Monthly Archives: December 2017

Happy holidays from Kulima Integrated Development Solutions

 

Katharine Vincent and Kulima associates would like to wish all their partners and colleagues Happy Holidays. The office of Kulima Integrated Development Solutions will remain open over the festive season, with the exception of public holidays. We look forward to working with you again in 2018.

Kulima investigating the development of Malawi’s National Resilience Strategy

Katharine Vincent, Diana Mataya and Dorothy Tembo-Nhlema are working with colleagues from the University of Leeds and Lilongwe University of Agriculture and Natural Resources to investigate the development of Malawi's National Resilience Strategy. The UMFULA project is looking at how decisions are made in order to identify how climate information may be used in the development of climate-resilient plans. The National Resilience Strategy in Malawi is a high level initiative that aims to bring together disaster risk reduction, climate change adaptation and social protection to reduce the negative impacts of extreme events, such as droughts and floods.
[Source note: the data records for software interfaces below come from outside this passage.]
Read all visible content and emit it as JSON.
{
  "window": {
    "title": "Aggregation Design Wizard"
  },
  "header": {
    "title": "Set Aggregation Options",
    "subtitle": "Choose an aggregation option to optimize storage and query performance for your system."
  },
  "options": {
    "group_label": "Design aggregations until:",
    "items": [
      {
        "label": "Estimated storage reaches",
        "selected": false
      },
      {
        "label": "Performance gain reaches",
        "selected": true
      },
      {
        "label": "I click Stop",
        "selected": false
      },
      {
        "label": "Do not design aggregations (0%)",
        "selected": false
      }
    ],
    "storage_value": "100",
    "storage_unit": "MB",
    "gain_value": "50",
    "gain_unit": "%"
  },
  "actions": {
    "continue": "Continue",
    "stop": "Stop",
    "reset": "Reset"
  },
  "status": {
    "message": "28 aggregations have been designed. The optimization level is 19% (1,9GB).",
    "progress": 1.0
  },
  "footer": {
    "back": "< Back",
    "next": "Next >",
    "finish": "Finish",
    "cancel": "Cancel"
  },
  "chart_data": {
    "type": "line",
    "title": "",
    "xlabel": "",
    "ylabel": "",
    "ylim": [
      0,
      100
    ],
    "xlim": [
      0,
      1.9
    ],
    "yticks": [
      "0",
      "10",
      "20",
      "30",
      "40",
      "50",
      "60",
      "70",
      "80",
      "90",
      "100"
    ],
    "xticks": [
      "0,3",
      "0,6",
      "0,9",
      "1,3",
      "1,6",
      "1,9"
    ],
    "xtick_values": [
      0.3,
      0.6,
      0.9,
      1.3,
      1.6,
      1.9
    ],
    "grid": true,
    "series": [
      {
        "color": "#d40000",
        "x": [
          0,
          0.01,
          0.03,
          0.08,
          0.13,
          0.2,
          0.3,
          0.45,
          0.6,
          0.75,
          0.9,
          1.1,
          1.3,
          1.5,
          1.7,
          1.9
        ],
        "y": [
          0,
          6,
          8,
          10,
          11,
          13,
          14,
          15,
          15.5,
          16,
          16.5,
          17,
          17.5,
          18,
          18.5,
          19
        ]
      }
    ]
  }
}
A forthcoming paper will assess the political economy of the strategy, and the ways in which it can bring together disaster risk reduction and climate change adaptation. 

New paper on climate change and the water-energy-food nexus in Tanzania

paperThe journal Climate Policy has now published online a paper "Climate change and the water–energy–food nexus: insights from policy and practice in Tanzania". The paper, led by Joanna Pardoe from the London School of Economics and Political Science, with Declan Conway, Emilinah Namaganda, Katharine Vincent, Andy Dougill and Japhet Kashaigili, is an output of the Future Climate For Africa UMFULA project. The paper investigates how climate change is addressed in policy, how it is being mainstreamed into water, energy and agriculture sector policies, and the extent to which cross-sectoral links enable coordinated action. Whilst the agricultural and water sectors are increasingly integrating climate change, practical coordination remains relatively unsuccessful. Addressing the institutional barriers to coordination is important for coherent climate-resilient and sustainable development.